- [Data shown]:
╔══

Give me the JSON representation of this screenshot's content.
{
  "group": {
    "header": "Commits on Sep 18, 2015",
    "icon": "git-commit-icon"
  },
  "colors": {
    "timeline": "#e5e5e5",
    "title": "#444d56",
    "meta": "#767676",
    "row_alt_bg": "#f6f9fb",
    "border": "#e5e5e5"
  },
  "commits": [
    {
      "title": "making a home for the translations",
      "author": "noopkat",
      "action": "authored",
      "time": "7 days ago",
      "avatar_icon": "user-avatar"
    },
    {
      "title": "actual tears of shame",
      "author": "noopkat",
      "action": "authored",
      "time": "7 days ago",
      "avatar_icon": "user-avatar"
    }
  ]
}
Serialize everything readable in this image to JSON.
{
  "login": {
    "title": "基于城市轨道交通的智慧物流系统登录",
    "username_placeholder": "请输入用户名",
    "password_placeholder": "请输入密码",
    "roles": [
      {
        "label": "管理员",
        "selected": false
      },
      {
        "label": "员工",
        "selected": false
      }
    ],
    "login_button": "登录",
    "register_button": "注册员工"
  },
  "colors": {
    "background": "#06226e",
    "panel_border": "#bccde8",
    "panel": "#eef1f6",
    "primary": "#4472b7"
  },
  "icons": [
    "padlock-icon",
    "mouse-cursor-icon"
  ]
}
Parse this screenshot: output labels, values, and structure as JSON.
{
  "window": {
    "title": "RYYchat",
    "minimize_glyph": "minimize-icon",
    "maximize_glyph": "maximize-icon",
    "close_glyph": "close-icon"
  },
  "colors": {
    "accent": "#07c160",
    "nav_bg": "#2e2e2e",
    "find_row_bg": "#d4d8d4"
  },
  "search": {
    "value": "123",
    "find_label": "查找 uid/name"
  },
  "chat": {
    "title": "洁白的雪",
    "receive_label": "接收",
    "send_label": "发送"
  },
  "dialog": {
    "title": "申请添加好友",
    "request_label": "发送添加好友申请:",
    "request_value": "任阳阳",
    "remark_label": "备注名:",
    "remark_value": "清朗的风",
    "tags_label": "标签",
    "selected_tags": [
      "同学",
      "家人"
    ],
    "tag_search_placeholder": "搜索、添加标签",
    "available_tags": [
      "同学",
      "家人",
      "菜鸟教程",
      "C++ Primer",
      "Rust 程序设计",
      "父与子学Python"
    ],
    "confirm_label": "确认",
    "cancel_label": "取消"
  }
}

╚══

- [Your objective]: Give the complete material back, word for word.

- [Answer to this problem]:
Give me the JSON representation of this screenshot's content.
{
  "group": {
    "header": "Commits on Sep 18, 2015",
    "icon": "git-commit-icon"
  },
  "colors": {
    "timeline": "#e5e5e5",
    "title": "#444d56",
    "meta": "#767676",
    "row_alt_bg": "#f6f9fb",
    "border": "#e5e5e5"
  },
  "commits": [
    {
      "title": "making a home for the translations",
      "author": "noopkat",
      "action": "authored",
      "time": "7 days ago",
      "avatar_icon": "user-avatar"
    },
    {
      "title": "actual tears of shame",
      "author": "noopkat",
      "action": "authored",
      "time": "7 days ago",
      "avatar_icon": "user-avatar"
    }
  ]
}
Serialize everything readable in this image to JSON.
{
  "login": {
    "title": "基于城市轨道交通的智慧物流系统登录",
    "username_placeholder": "请输入用户名",
    "password_placeholder": "请输入密码",
    "roles": [
      {
        "label": "管理员",
        "selected": false
      },
      {
        "label": "员工",
        "selected": false
      }
    ],
    "login_button": "登录",
    "register_button": "注册员工"
  },
  "colors": {
    "background": "#06226e",
    "panel_border": "#bccde8",
    "panel": "#eef1f6",
    "primary": "#4472b7"
  },
  "icons": [
    "padlock-icon",
    "mouse-cursor-icon"
  ]
}
Parse this screenshot: output labels, values, and structure as JSON.
{
  "window": {
    "title": "RYYchat",
    "minimize_glyph": "minimize-icon",
    "maximize_glyph": "maximize-icon",
    "close_glyph": "close-icon"
  },
  "colors": {
    "accent": "#07c160",
    "nav_bg": "#2e2e2e",
    "find_row_bg": "#d4d8d4"
  },
  "search": {
    "value": "123",
    "find_label": "查找 uid/name"
  },
  "chat": {
    "title": "洁白的雪",
    "receive_label": "接收",
    "send_label": "发送"
  },
  "dialog": {
    "title": "申请添加好友",
    "request_label": "发送添加好友申请:",
    "request_value": "任阳阳",
    "remark_label": "备注名:",
    "remark_value": "清朗的风",
    "tags_label": "标签",
    "selected_tags": [
      "同学",
      "家人"
    ],
    "tag_search_placeholder": "搜索、添加标签",
    "available_tags": [
      "同学",
      "家人",
      "菜鸟教程",
      "C++ Primer",
      "Rust 程序设计",
      "父与子学Python"
    ],
    "confirm_label": "确认",
    "cancel_label": "取消"
  }
}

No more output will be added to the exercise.